Thank you for your question today, I look forward to assisting you. I have nearly 20 years of legal experience in various disciplines, including JAG.
False negatives are a commonly stated defense, but there is no solid evidence of a false negative. By that, I mean that there has never once been a test set forward where the sample was absolutely known to have no THC where the sample then showed THC following the more stringent screening.
Now, there is plenty of anecdotal evidence of a false positive, but that is entirely based on us believing the person that says that they didn't actually use any THC.
So, unfortunately, your statement alone that this is a false negative isn't going to be enough to convince command not to take some action. They'll pretty much have to. All positive drug tests, not related to a prescripted medication, must be processed for separation

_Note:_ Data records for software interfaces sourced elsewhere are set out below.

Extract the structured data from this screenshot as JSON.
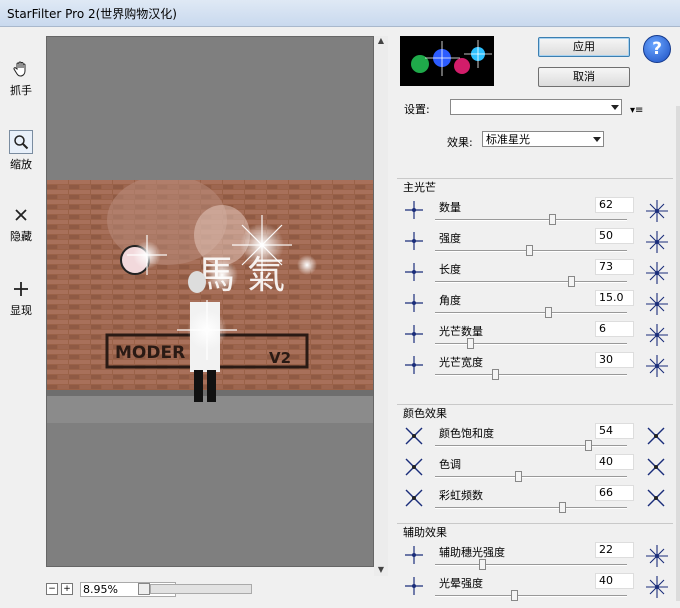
{
  "window": {
    "title": "StarFilter Pro 2(世界购物汉化)"
  },
  "toolbar": {
    "tools": [
      {
        "label": "抓手",
        "icon": "hand-icon"
      },
      {
        "label": "缩放",
        "icon": "magnifier-icon"
      },
      {
        "label": "隐藏",
        "icon": "x-icon"
      },
      {
        "label": "显现",
        "icon": "plus-icon"
      }
    ]
  },
  "preview": {
    "photo_text": "MODER",
    "photo_text2": "V2"
  },
  "bottom": {
    "zoom": "8.95%",
    "minus": "−",
    "plus": "+"
  },
  "buttons": {
    "ok": "应用",
    "cancel": "取消",
    "help": "?"
  },
  "settings": {
    "label": "设置:",
    "value": ""
  },
  "effect": {
    "label": "效果:",
    "value": "标准星光"
  },
  "groups": [
    {
      "title": "主光芒",
      "rows": [
        {
          "name": "数量",
          "value": "62",
          "pos": 0.6
        },
        {
          "name": "强度",
          "value": "50",
          "pos": 0.48
        },
        {
          "name": "长度",
          "value": "73",
          "pos": 0.7
        },
        {
          "name": "角度",
          "value": "15.0",
          "pos": 0.58
        },
        {
          "name": "光芒数量",
          "value": "6",
          "pos": 0.17
        },
        {
          "name": "光芒宽度",
          "value": "30",
          "pos": 0.3
        }
      ]
    },
    {
      "title": "颜色效果",
      "rows": [
        {
          "name": "颜色饱和度",
          "value": "54",
          "pos": 0.79
        },
        {
          "name": "色调",
          "value": "40",
          "pos": 0.42
        },
        {
          "name": "彩虹频数",
          "value": "66",
          "pos": 0.65
        }
      ]
    },
    {
      "title": "辅助效果",
      "rows": [
        {
          "name": "辅助穗光强度",
          "value": "22",
          "pos": 0.23
        },
        {
          "name": "光晕强度",
          "value": "40",
          "pos": 0.4
        }
      ]
    }
  ]
}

from the military for drug abuse. That would result in a General Discharge
, at least unless you are entitled to a board hearing based on 6 or more years of service (or if they seek an Other than Honorable discharge
). Only before a board hearing would you even have the ability to plead the "false positive" argument.
If you have less than 6 years and they don't go for an OTH, they can just give you a General through a notification process discharge, where you'll have no real ability to fight it.
If you get anything less than an honorable discharge, you'll lose the GI bill.
I doubt they'll go for any serious punishment, beyond an Article 15
(non-judicial punishment). You'd have to demand trial by court martial
to end up with a record, but fi you do that it will be permanent. Only the President can remove a military conviction, so it stays on your record forever.